(RECORDS FOR THIS EXERCISE)
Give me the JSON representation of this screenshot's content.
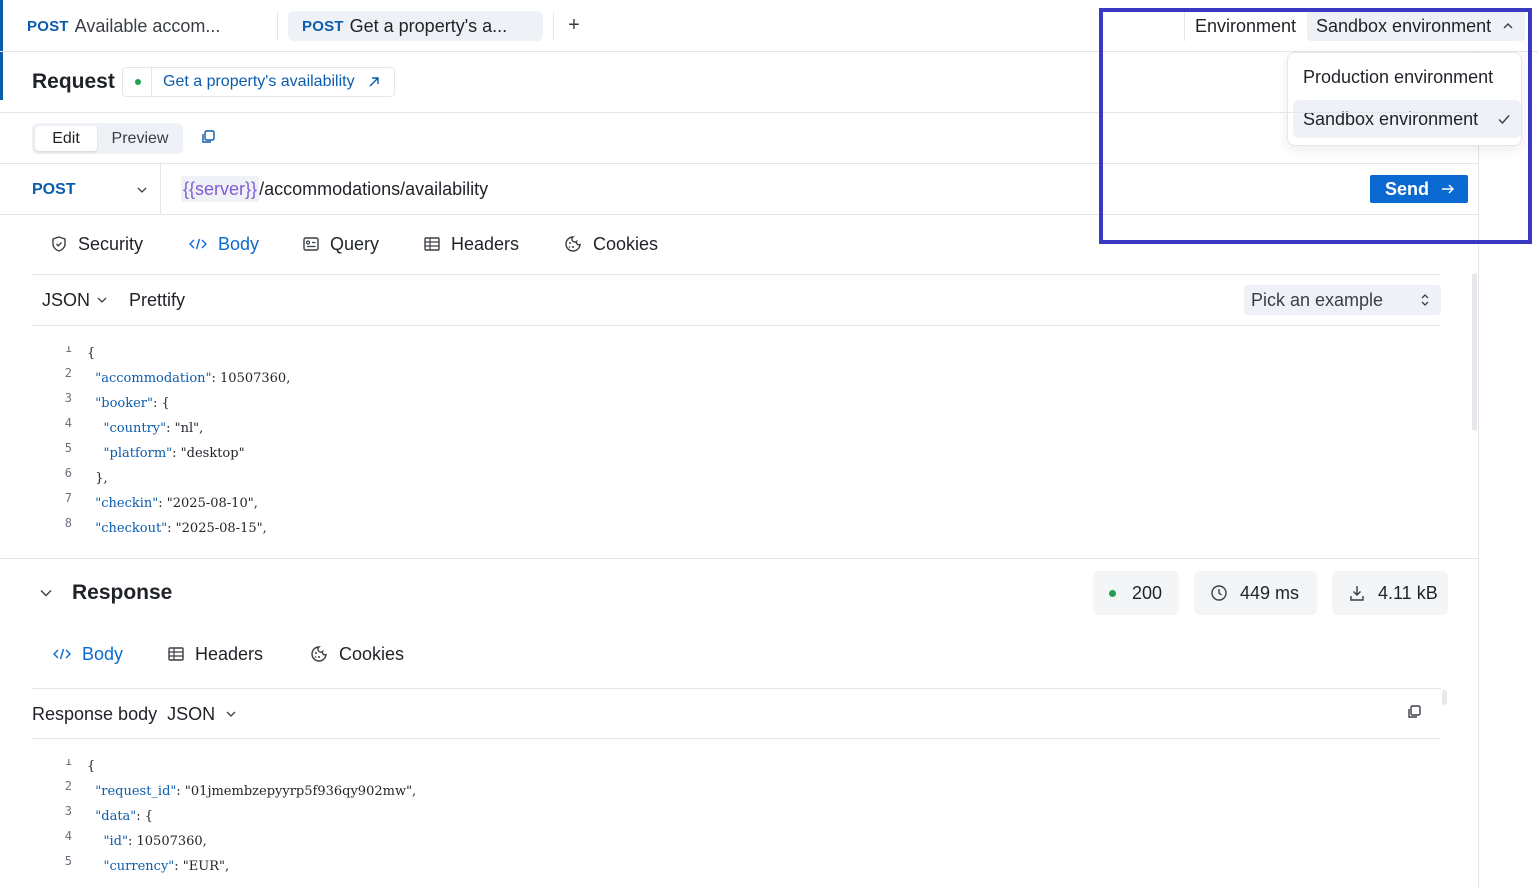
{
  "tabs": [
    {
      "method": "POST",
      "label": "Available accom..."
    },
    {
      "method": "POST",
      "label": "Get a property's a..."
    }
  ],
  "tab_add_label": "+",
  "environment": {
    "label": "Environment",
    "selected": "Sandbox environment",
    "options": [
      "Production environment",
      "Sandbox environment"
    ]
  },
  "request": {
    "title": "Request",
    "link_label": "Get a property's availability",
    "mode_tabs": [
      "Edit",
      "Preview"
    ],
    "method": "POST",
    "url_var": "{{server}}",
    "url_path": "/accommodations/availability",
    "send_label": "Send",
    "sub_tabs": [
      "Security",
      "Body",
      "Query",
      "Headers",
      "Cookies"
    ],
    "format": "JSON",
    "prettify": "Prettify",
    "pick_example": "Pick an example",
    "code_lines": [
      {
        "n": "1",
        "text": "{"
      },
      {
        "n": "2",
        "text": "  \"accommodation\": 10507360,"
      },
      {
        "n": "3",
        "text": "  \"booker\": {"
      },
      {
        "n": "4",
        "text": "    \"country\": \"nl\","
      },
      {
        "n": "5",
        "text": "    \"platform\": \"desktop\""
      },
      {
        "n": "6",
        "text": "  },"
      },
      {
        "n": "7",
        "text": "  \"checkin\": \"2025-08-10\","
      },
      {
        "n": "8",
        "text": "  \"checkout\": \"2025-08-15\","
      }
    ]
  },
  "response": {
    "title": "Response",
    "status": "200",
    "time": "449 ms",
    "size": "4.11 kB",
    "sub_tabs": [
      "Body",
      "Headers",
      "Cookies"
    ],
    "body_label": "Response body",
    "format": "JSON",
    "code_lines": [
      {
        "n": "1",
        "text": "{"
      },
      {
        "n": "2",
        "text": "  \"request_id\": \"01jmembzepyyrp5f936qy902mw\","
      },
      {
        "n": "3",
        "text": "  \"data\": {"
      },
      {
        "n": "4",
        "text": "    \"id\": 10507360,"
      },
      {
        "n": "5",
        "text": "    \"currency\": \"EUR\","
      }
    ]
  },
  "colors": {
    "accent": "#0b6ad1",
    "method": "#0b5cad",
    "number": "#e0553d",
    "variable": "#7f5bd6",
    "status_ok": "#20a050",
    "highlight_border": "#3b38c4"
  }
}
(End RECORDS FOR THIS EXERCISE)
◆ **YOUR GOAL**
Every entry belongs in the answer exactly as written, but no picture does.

◆ **SOLVED PROBLEM**
Give me the JSON representation of this screenshot's content.
{
  "tabs": [
    {
      "method": "POST",
      "label": "Available accom..."
    },
    {
      "method": "POST",
      "label": "Get a property's a..."
    }
  ],
  "tab_add_label": "+",
  "environment": {
    "label": "Environment",
    "selected": "Sandbox environment",
    "options": [
      "Production environment",
      "Sandbox environment"
    ]
  },
  "request": {
    "title": "Request",
    "link_label": "Get a property's availability",
    "mode_tabs": [
      "Edit",
      "Preview"
    ],
    "method": "POST",
    "url_var": "{{server}}",
    "url_path": "/accommodations/availability",
    "send_label": "Send",
    "sub_tabs": [
      "Security",
      "Body",
      "Query",
      "Headers",
      "Cookies"
    ],
    "format": "JSON",
    "prettify": "Prettify",
    "pick_example": "Pick an example",
    "code_lines": [
      {
        "n": "1",
        "text": "{"
      },
      {
        "n": "2",
        "text": "  \"accommodation\": 10507360,"
      },
      {
        "n": "3",
        "text": "  \"booker\": {"
      },
      {
        "n": "4",
        "text": "    \"country\": \"nl\","
      },
      {
        "n": "5",
        "text": "    \"platform\": \"desktop\""
      },
      {
        "n": "6",
        "text": "  },"
      },
      {
        "n": "7",
        "text": "  \"checkin\": \"2025-08-10\","
      },
      {
        "n": "8",
        "text": "  \"checkout\": \"2025-08-15\","
      }
    ]
  },
  "response": {
    "title": "Response",
    "status": "200",
    "time": "449 ms",
    "size": "4.11 kB",
    "sub_tabs": [
      "Body",
      "Headers",
      "Cookies"
    ],
    "body_label": "Response body",
    "format": "JSON",
    "code_lines": [
      {
        "n": "1",
        "text": "{"
      },
      {
        "n": "2",
        "text": "  \"request_id\": \"01jmembzepyyrp5f936qy902mw\","
      },
      {
        "n": "3",
        "text": "  \"data\": {"
      },
      {
        "n": "4",
        "text": "    \"id\": 10507360,"
      },
      {
        "n": "5",
        "text": "    \"currency\": \"EUR\","
      }
    ]
  },
  "colors": {
    "accent": "#0b6ad1",
    "method": "#0b5cad",
    "number": "#e0553d",
    "variable": "#7f5bd6",
    "status_ok": "#20a050",
    "highlight_border": "#3b38c4"
  }
}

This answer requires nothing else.